A Low Frequency Muffler based on the Acoustic Black Hole Effect, by Neha Sharma (University of Salford)

Jan. 24, 2017
Duration: 00:15:37
Number of views 769
Number of favorites 0

DENORMS Action’s Workshop “Modelling of high performance acoustic structures Porous media, metamaterials and sonic crystals”, Rome, 24-25th January 2017

Website of DENORMS Action

Programme of the Workshop

Acoustic metamaterials (i.e. subwavelength absorbers), metasurfaces and sonic crystals for audible sound manipulation

Speaker: Neha Sharma (University of Salford)


A significant amount of research has been done during the last few decades, with the aim of achieving better absorption of sound through systems, serving a broad range of applications. Besides improving the efficacy of the existing technologies, new solutions are being sought after that can enhance the quality of sound and in turn, the overall experience of the device. The application of meta materials as sound absorbers offers a new approach to this purpose. Sub-wavelength absorbers that work on the principles of Acoustic Black Hole effect have a promising impact on achieving total absorption, at least, in theory. However, there have been a few numerical and experimental studies backing up one such research idea [Mironov and Pislyakov, Sov. Phys. Acoust., 2002]. In this work, a theoretical basis has been established for acoustic wave propagation through a terminating muffling structure that completely absorbs the wave by the black hole effect.
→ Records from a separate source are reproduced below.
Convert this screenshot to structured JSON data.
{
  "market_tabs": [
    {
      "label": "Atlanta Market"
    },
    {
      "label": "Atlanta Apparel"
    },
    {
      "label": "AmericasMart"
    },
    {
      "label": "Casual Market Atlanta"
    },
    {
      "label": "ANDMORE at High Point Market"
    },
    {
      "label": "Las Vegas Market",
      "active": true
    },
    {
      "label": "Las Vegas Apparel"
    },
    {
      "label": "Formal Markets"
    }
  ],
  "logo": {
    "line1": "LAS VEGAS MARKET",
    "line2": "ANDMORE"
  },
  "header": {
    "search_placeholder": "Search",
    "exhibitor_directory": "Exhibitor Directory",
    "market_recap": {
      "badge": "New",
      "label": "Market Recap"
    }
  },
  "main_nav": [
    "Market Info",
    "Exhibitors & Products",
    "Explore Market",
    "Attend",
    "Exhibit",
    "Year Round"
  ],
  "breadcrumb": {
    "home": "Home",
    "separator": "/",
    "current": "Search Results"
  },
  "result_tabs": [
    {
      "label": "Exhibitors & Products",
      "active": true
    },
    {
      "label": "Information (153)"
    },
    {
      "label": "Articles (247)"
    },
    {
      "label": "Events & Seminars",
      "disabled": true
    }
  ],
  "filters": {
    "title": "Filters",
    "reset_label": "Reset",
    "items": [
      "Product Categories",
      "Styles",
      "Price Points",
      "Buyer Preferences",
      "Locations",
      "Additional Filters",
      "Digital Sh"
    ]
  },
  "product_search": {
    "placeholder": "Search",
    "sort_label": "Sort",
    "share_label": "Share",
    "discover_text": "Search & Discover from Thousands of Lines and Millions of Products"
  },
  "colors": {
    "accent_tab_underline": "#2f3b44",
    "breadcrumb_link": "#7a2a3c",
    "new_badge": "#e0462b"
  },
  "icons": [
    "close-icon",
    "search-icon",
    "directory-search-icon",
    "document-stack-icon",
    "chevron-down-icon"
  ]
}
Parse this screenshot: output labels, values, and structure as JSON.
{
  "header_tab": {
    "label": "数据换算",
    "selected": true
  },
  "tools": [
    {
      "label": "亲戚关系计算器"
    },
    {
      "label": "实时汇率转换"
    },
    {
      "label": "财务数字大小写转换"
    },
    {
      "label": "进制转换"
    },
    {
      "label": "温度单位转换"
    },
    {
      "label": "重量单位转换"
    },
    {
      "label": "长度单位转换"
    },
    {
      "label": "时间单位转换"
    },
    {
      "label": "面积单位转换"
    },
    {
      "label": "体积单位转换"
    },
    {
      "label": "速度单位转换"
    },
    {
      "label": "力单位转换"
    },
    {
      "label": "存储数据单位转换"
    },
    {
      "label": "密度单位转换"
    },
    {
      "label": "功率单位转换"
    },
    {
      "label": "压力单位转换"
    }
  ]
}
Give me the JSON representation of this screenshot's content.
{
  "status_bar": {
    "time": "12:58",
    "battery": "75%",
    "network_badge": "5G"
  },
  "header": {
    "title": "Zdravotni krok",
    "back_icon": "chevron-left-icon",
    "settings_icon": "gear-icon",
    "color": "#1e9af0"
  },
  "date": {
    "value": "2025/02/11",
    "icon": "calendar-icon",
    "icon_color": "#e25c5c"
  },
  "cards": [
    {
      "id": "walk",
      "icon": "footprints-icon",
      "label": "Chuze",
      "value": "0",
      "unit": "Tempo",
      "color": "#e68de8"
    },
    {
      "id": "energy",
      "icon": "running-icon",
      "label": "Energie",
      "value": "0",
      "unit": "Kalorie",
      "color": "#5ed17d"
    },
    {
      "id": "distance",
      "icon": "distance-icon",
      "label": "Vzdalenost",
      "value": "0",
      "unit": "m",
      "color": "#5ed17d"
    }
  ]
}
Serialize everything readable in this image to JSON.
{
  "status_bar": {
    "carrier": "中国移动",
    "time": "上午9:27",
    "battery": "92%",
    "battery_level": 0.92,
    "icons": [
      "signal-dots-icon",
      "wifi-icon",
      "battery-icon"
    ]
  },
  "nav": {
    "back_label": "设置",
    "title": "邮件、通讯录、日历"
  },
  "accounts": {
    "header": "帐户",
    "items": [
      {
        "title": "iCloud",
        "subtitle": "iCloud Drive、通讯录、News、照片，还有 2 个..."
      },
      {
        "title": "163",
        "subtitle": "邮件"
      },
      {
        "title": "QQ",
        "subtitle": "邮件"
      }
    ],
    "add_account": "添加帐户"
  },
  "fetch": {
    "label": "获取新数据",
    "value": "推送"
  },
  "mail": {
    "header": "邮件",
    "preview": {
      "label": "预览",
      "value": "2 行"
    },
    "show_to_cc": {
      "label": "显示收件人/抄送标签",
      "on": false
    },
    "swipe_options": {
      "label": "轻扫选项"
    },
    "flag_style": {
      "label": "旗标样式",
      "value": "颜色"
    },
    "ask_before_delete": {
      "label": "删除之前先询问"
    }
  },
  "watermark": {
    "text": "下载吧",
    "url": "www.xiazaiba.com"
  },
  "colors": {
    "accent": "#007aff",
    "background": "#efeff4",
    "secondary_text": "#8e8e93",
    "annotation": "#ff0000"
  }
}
In the present study, a similar principle has been applied to design an open expansion chamber for effective absorption of low frequency sound. A comparison between closed and open structures has been made to understand the applicable differences. The muffling section, embodying the open expansion chamber, comprises of a narrow tube of axi-symmetric waveguide with constant (or weakly varying) cross section. To achieve impedance matching, the plane wave radiation incident through the inlet end of this muffler, is subjected to a protruding flair of varying wall admittance. The design concept has been analyzed both semi-analytically and numerically, targeting low frequency applications. Exact solutions have been obtained for particular geometries which also account for the absence and presence of losses.The impact has been studied based on the reflection and absorption coefficients. A good agreement between numerical and analytical results is demonstrated. This on-going work specifically targets applications with silencers and mufflers, including automotive and aviation sound attenuation, as also vents and ducts, where generally, due to the customer driven constraints associated with the muffling section, there still persist issues in achieving the desired sound attenuation.